Government-run mortgage giants Fannie Mae and Freddie Mac revealed on Thursday they hauled in hefty combined third-quarter profits of $39.2 billion thanks to the improving housing market and accounting measures.
The announcement means the mortgage heavyweights, which were taken over by the government as the housing market cratered in 2008, can continue to return cash to taxpayers. Fannie Mae is the largest provider of U.S. residential mortgage funding.
The absence of enormous cash injections and emergence of hefty cash dividends from both Fannie and Freddie has helped fuel the shrinking U.S. deficit in recent quarters. In fact, Freddie Mac's big profits bring its total dividends to the government up to the level of cumulative cash draws.
Freddie Mac posted net income of $30.5 billion during the third quarter, including the $23.9 billion impact of releasing the valuation allowance on deferred tax assets.
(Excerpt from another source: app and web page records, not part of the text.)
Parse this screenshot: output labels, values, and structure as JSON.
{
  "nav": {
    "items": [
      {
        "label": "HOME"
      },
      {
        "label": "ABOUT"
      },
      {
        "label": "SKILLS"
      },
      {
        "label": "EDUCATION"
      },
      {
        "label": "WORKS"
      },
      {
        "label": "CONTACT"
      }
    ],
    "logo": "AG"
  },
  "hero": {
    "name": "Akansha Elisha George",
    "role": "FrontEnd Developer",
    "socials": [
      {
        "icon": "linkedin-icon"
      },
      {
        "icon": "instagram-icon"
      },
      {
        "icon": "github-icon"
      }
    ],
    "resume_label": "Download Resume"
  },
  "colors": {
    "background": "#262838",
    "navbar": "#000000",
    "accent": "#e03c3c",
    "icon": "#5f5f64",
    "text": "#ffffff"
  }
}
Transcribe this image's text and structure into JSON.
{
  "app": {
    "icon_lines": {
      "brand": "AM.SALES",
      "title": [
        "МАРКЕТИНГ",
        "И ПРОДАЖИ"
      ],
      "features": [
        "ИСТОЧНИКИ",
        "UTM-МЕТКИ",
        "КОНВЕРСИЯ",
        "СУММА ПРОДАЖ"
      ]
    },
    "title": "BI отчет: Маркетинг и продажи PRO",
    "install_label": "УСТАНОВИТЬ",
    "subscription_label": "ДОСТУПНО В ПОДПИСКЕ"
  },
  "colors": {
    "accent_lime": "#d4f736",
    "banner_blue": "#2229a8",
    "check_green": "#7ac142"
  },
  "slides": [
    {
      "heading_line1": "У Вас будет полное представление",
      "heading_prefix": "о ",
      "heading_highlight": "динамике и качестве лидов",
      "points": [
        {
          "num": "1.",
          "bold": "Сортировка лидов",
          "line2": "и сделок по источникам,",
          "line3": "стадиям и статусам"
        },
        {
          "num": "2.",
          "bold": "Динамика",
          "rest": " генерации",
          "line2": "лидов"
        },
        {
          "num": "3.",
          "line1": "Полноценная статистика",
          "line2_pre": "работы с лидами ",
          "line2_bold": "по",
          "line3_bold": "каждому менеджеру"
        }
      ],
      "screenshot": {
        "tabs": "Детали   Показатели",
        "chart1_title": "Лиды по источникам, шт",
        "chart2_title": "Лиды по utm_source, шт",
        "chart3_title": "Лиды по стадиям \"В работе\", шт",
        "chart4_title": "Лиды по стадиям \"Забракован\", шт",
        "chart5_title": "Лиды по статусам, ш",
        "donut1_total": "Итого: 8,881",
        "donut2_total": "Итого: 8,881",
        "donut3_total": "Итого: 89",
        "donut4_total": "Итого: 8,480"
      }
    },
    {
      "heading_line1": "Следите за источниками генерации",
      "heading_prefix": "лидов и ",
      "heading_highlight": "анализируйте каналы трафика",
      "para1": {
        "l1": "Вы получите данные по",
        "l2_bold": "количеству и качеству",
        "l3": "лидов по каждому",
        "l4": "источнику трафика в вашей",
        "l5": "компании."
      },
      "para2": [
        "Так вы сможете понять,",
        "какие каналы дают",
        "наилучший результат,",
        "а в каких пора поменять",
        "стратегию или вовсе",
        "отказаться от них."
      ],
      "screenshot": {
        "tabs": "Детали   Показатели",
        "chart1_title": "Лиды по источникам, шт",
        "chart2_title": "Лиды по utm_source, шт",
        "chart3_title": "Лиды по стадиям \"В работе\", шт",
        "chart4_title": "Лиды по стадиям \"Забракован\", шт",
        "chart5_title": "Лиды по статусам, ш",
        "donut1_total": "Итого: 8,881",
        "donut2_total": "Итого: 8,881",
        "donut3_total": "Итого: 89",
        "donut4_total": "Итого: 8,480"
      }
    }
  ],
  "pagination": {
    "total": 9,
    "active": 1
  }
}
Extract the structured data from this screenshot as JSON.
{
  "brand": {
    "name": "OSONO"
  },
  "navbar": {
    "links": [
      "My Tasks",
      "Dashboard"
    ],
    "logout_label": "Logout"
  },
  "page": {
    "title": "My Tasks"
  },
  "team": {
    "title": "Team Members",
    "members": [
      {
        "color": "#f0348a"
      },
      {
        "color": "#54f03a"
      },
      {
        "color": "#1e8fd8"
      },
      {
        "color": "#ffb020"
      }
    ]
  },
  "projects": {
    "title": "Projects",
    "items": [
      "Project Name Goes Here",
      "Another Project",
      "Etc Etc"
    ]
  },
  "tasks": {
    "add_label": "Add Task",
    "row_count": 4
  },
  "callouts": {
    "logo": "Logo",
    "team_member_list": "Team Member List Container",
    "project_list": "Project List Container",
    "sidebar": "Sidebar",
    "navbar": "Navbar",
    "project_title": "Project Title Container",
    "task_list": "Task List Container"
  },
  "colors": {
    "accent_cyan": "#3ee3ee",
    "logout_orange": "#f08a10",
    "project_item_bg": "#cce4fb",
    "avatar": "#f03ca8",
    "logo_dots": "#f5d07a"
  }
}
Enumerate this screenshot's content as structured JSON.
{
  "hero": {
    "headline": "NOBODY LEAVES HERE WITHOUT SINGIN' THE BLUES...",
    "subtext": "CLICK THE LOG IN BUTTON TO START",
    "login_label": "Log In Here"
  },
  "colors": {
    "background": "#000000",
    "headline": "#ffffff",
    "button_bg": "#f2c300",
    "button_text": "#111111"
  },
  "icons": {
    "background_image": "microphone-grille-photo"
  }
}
The year before, the company earned $5 billion.
On a pre-tax income basis, Freddie said it earned $6.5 billion, up from $4.9 billion the year prior.
Freddie Mac cited higher non-interest income thanks to gains on its mortgage-related investment portfolio, gains on multifamily mortgage loans and settlement proceeds.
The company also said the "strong" rise in home prices has boosted results, but warned it expects home-price growth to "moderate in future periods," making its recent level of earnings unsustainable.
Still, Freddie Mac said it will pay the U.S. Treasury Department $30.4 billion in December 2013, raising its total dividend payouts to $71.35 billion, compared with cumulative cash draws of $71.34 billion.
Marking its seventh consecutive quarterly profit, Fannie Mae said it earned $8.7 billion in the third quarter, up from just $1.8 billion the year before.
Management cited higher credit-related income thanks to rising home prices, which cut its loss reserves, as well as a decline in the number of delinquent loans and compensatory fees from Bank of America (BAC).
Fannie said it will pay taxpayers $8.6 billion in dividends in December, raising its total dividend payout to the U.S. Treasury Department to $114 billion. The company, which hasn't needed an influx of cash since the first quarter of 2012, noted the U.S. still holds $117.1 billion of senior preferred stock.